His first questioner was student Jackson Ogren, who asked his views on impeachment for President Donald Trump.
Pappas said he was for opening an inquiry in July after the Mueller report about Russian interference in the election was released. He said he felt there were still questions, and Congress needs answers.
"It's in our national security interest to support Ukraine, but it didn't appear the president was supporting our national security interest," said Pappas. "He was looking for ways to begin an investigation of a political opponent (Joe Biden and his son Hunter) in a way that could help him in the next election. ... I don't think that's appropriate."
He said those involved in the phone call to the Ukrainian president concerning the Bidens need to be interviewed by Congress.
"At the very least, we need to shine a bright light on (Trump's) behavior and try to communicate that's beyond the bounds of what a president should be doing," said Pappas.

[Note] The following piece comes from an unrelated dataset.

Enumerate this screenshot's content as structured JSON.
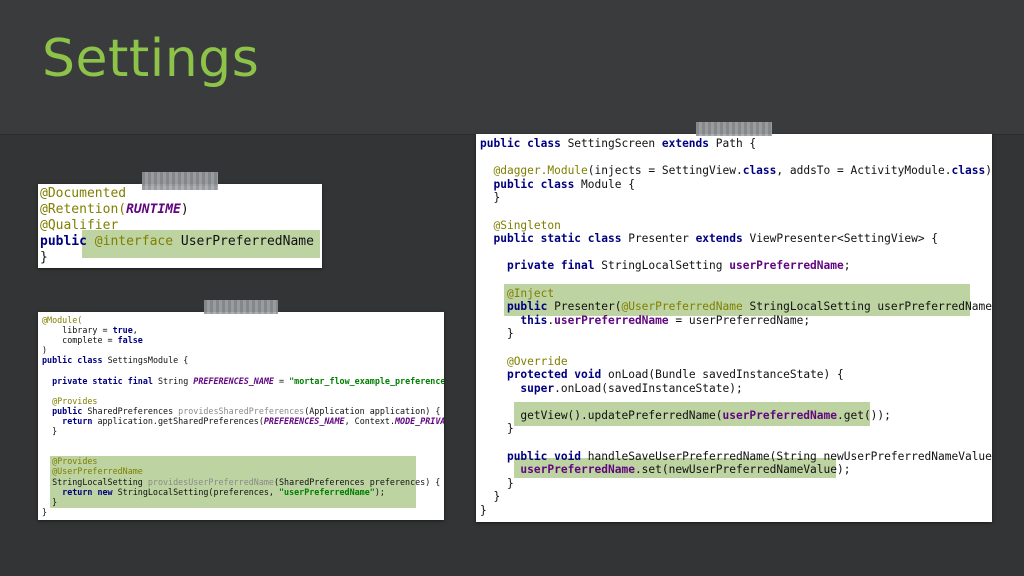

Student Grace Jarell told Pappas she is volunteering on Mayor Pete Buttigieg's Democratic presidential campaign. She told him some people have said he's a "lost cause" because he's openly gay.
Pappas said Buttigieg is a "viable" candidate.
"He is someone who punches above his weight, politically speaking," said Pappas. "He's been very impressive."
Pappas said he himself was closeted in high school and wondered if he would be elected if he were out. Now he's the first openly gay congressman New Hampshire has ever had.
"I think it shows a lot how open the people of New Hampshire are and how welcoming they are, but also how far we have come and the steps we've taken over the last few years toward equality for all," said Pappas.
"We are better off when everyone can live their truth and be who they are."
Student Maggie Miller asked about the presidential candidates and their positions on climate change. Pappas described climate change as an "urgent challenge." Noting that Trump didn't participate in a G7 talk on climate, Pappas said, "We really can't address this if the United State is not playing a leading role. That's why we should be part of the Paris Accord agreement again."
Student Helen Hill asked his opinion on Gov. Chris Sununu's vetoing about 50 bills. Pappas, a former New Hampshire executive councillor, said he can't really speak to those state bills now that he's in Congress, but he noted that the U.S. Senate has passed maybe a dozen out of about 300 bills that have come out of the House.
"Unfortunately, Mitch McConnell (R-Ky.) is the Senate majority leader," said Pappas. "He likes to call himself the Grim Reaper of the Senate because he has killed a great deal of legislation."
One such bill that passed the Democratic House but isn't going anywhere in the Republican-controlled Senate, said Pappas, pertains to background checks for firearm purchases.
When Jarell asked Pappas if anything could be done about McConnell, Pappas told the students (many of whom will turn 18 by the presidential primary) to vote and be politically engaged.
He described what his life in Congress is like. He lives about six blocks from the Capitol and can walk to work. He meets with staff at about 8 a.m. or have a caucus meeting with Democrats. After that, he has committee meetings or trips to the House floor to speak for or against a bill. “Sometimes, they give me time for lunch,” said Pappas.
In the afternoon, more meetings. Meeting rooms are “spread out,” and there can be a considerable distance he has to walk and he’s getting the hang of getting from place to place.
In the evenings there are often receptions and events to attend. In addition, members of the public come into the office throughout the day, and Pappas said he tries to meet with anyone from New Hampshire who takes the time to visit.
He comes home to the Granite State on the weekends or during a “district work period” one week per month. He said Washington is a quick flight to or from Manchester-Boston Regional Airport.
Kennett High School Principal Kevin Carpenter, who sat in on the class, asked Pappas about affordable education. Pappas spoke of three graduate students came into his office a few months ago to talk to him about that. He said between the three students, they had $1 million worth of debt. He said student debt can take decades to pay off.
Pappas said he supports Pell Grants, tuition-free options, and loan forgiveness for people like nurses who pledge to work in northern New Hampshire.
In terms of college, Pappas advised: “Be smart about how you shop around,” and he added that community colleges offer great opportunities.
On his way to the class, Pappas stopped in North Conway. Later, he traveled up to Hart’s Location, where he hiked Mount Willard with members of the Appalachian Mountain Club.